**Your instructions:** Would you print out every entry exactly as given?

**Data under study:**
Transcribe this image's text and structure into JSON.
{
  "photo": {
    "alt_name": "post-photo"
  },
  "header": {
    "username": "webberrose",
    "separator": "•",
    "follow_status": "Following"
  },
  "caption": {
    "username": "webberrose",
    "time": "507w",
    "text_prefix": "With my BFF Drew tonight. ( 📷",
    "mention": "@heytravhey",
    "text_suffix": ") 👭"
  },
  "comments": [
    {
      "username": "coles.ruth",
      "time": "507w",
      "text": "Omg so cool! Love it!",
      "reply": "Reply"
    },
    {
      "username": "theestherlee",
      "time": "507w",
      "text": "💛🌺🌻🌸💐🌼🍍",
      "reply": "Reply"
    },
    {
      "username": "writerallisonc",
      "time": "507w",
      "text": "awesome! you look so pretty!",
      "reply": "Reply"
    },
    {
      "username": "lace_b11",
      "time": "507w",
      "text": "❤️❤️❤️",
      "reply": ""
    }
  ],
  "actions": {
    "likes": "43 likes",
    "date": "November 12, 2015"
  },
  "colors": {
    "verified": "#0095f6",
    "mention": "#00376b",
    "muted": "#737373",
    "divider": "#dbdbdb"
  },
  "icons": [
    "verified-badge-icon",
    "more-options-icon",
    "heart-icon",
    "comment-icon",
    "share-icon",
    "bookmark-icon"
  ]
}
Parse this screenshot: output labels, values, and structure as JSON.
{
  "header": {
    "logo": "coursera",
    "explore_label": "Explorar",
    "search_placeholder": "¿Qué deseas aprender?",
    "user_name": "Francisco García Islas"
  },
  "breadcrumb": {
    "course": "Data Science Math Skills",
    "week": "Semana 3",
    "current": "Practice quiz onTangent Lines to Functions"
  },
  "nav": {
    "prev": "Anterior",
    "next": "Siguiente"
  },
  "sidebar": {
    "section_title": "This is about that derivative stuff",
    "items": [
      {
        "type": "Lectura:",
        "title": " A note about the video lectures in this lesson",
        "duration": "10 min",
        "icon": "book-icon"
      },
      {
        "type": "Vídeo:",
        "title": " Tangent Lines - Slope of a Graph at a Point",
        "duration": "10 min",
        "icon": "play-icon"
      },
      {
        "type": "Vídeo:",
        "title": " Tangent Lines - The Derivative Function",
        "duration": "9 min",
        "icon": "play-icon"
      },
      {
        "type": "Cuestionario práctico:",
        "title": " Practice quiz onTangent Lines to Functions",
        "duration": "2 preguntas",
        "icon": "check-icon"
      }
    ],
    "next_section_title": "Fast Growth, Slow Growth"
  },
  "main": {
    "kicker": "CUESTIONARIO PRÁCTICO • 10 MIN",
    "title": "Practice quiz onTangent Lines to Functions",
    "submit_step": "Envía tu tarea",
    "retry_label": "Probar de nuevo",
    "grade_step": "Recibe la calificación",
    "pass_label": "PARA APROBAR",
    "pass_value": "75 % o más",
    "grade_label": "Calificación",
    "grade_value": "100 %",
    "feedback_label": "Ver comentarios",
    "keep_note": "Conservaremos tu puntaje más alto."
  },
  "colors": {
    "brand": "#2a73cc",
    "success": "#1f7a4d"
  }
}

**Output below:**
Transcribe this image's text and structure into JSON.
{
  "photo": {
    "alt_name": "post-photo"
  },
  "header": {
    "username": "webberrose",
    "separator": "•",
    "follow_status": "Following"
  },
  "caption": {
    "username": "webberrose",
    "time": "507w",
    "text_prefix": "With my BFF Drew tonight. ( 📷",
    "mention": "@heytravhey",
    "text_suffix": ") 👭"
  },
  "comments": [
    {
      "username": "coles.ruth",
      "time": "507w",
      "text": "Omg so cool! Love it!",
      "reply": "Reply"
    },
    {
      "username": "theestherlee",
      "time": "507w",
      "text": "💛🌺🌻🌸💐🌼🍍",
      "reply": "Reply"
    },
    {
      "username": "writerallisonc",
      "time": "507w",
      "text": "awesome! you look so pretty!",
      "reply": "Reply"
    },
    {
      "username": "lace_b11",
      "time": "507w",
      "text": "❤️❤️❤️",
      "reply": ""
    }
  ],
  "actions": {
    "likes": "43 likes",
    "date": "November 12, 2015"
  },
  "colors": {
    "verified": "#0095f6",
    "mention": "#00376b",
    "muted": "#737373",
    "divider": "#dbdbdb"
  },
  "icons": [
    "verified-badge-icon",
    "more-options-icon",
    "heart-icon",
    "comment-icon",
    "share-icon",
    "bookmark-icon"
  ]
}
Parse this screenshot: output labels, values, and structure as JSON.
{
  "header": {
    "logo": "coursera",
    "explore_label": "Explorar",
    "search_placeholder": "¿Qué deseas aprender?",
    "user_name": "Francisco García Islas"
  },
  "breadcrumb": {
    "course": "Data Science Math Skills",
    "week": "Semana 3",
    "current": "Practice quiz onTangent Lines to Functions"
  },
  "nav": {
    "prev": "Anterior",
    "next": "Siguiente"
  },
  "sidebar": {
    "section_title": "This is about that derivative stuff",
    "items": [
      {
        "type": "Lectura:",
        "title": " A note about the video lectures in this lesson",
        "duration": "10 min",
        "icon": "book-icon"
      },
      {
        "type": "Vídeo:",
        "title": " Tangent Lines - Slope of a Graph at a Point",
        "duration": "10 min",
        "icon": "play-icon"
      },
      {
        "type": "Vídeo:",
        "title": " Tangent Lines - The Derivative Function",
        "duration": "9 min",
        "icon": "play-icon"
      },
      {
        "type": "Cuestionario práctico:",
        "title": " Practice quiz onTangent Lines to Functions",
        "duration": "2 preguntas",
        "icon": "check-icon"
      }
    ],
    "next_section_title": "Fast Growth, Slow Growth"
  },
  "main": {
    "kicker": "CUESTIONARIO PRÁCTICO • 10 MIN",
    "title": "Practice quiz onTangent Lines to Functions",
    "submit_step": "Envía tu tarea",
    "retry_label": "Probar de nuevo",
    "grade_step": "Recibe la calificación",
    "pass_label": "PARA APROBAR",
    "pass_value": "75 % o más",
    "grade_label": "Calificación",
    "grade_value": "100 %",
    "feedback_label": "Ver comentarios",
    "keep_note": "Conservaremos tu puntaje más alto."
  },
  "colors": {
    "brand": "#2a73cc",
    "success": "#1f7a4d"
  }
}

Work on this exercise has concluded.